## Exercise goal:
Locate every line in the records below that holds the word "author" and return each one.

Records from a collection:
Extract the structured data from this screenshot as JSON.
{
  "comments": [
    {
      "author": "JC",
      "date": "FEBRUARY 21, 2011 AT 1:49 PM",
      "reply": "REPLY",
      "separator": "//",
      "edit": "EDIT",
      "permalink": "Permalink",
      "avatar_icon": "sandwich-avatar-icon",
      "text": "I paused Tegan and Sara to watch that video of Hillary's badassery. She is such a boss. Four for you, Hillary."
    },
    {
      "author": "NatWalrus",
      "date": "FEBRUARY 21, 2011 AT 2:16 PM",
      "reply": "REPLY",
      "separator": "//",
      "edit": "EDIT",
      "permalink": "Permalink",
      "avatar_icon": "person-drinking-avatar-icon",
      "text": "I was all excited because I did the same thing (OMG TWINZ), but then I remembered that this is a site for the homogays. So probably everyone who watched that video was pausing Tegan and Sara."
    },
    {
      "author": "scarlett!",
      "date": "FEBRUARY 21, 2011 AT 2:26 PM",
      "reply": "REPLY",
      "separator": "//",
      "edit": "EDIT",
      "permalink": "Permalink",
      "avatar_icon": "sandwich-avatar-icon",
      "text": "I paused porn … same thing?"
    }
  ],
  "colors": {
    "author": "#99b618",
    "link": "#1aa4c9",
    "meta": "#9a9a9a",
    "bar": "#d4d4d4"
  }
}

## Exercise solution:
      "author": "JC",
      "author": "NatWalrus",
      "author": "scarlett!",
    "author": "#99b618",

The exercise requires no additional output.